2.1.1. To advance the Islamic religion in the practice of medicine in the United Kingdom.
2.1.2. To advance medical education in relation to the doctrines, practices and traditions of the Islamic religion.
2.1.3. To promote research in various aspects of medical science and to disseminate and publish the useful results of such research.

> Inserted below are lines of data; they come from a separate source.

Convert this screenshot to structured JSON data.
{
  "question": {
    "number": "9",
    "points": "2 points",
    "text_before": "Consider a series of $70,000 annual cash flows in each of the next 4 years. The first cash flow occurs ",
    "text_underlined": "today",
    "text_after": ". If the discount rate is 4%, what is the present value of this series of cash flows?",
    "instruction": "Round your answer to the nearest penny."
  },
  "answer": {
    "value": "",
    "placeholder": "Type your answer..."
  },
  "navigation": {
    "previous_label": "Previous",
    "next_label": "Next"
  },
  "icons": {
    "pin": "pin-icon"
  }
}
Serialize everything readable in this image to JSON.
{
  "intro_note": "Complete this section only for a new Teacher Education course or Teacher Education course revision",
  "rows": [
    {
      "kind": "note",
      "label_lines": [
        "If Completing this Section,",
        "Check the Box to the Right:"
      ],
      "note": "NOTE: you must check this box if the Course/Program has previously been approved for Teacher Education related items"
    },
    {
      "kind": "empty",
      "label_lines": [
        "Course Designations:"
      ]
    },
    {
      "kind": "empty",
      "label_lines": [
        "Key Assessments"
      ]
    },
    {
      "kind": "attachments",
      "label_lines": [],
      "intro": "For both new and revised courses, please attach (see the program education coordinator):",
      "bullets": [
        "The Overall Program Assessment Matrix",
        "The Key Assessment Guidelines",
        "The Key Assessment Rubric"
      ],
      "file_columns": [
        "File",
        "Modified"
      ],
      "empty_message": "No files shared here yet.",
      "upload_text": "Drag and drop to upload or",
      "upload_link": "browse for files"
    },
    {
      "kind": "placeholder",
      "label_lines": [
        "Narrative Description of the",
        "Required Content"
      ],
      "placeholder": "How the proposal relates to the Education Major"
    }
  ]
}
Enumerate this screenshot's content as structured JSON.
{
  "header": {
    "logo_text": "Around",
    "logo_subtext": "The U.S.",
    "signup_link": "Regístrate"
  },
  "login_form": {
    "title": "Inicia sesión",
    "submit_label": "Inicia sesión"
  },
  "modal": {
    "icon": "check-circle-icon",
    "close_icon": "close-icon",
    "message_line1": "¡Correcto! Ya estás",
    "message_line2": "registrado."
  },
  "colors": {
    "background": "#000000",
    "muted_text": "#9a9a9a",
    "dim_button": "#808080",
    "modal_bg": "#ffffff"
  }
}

2.1.4. To promote the preservation and protection of the good health of Muslims in the United Kingdom. No mention is made in their objectives about the preservation and protection of non-Muslims. As with many Islamization trends, what has begun in Europe inevitably spreads to the US. It is also worth noting that one additional dangerous trend amongst Muslim medical professionals – refusing to use standard alcohol rubs – is currently an entirely Western issue as virtually all Middle Eastern hospitals use the rubs, including 200 hospitals in the Saudi Kingdom and the Gulf States. Even the revered medical journal, The Lancet, has spoken out on the issue. With that in mind, US health authorities had best begin to address these issues of preferential accommodation and potentially lethal claims of exception by Muslims, because as the West Virginia School of Osteopathic Medicine situation has clearly shown, the issues are quickly jumping the pond. CAIR’s medical school grievance theater with respect to Iram Qureshi’s claims of religious discrimination to mask her academic failure and the push to Islamicize the medical field in the US and elsewhere portends is that not all eventual victims of the “Civilizational-Jihadist Process”, aka the global jihad, will be from terrorism.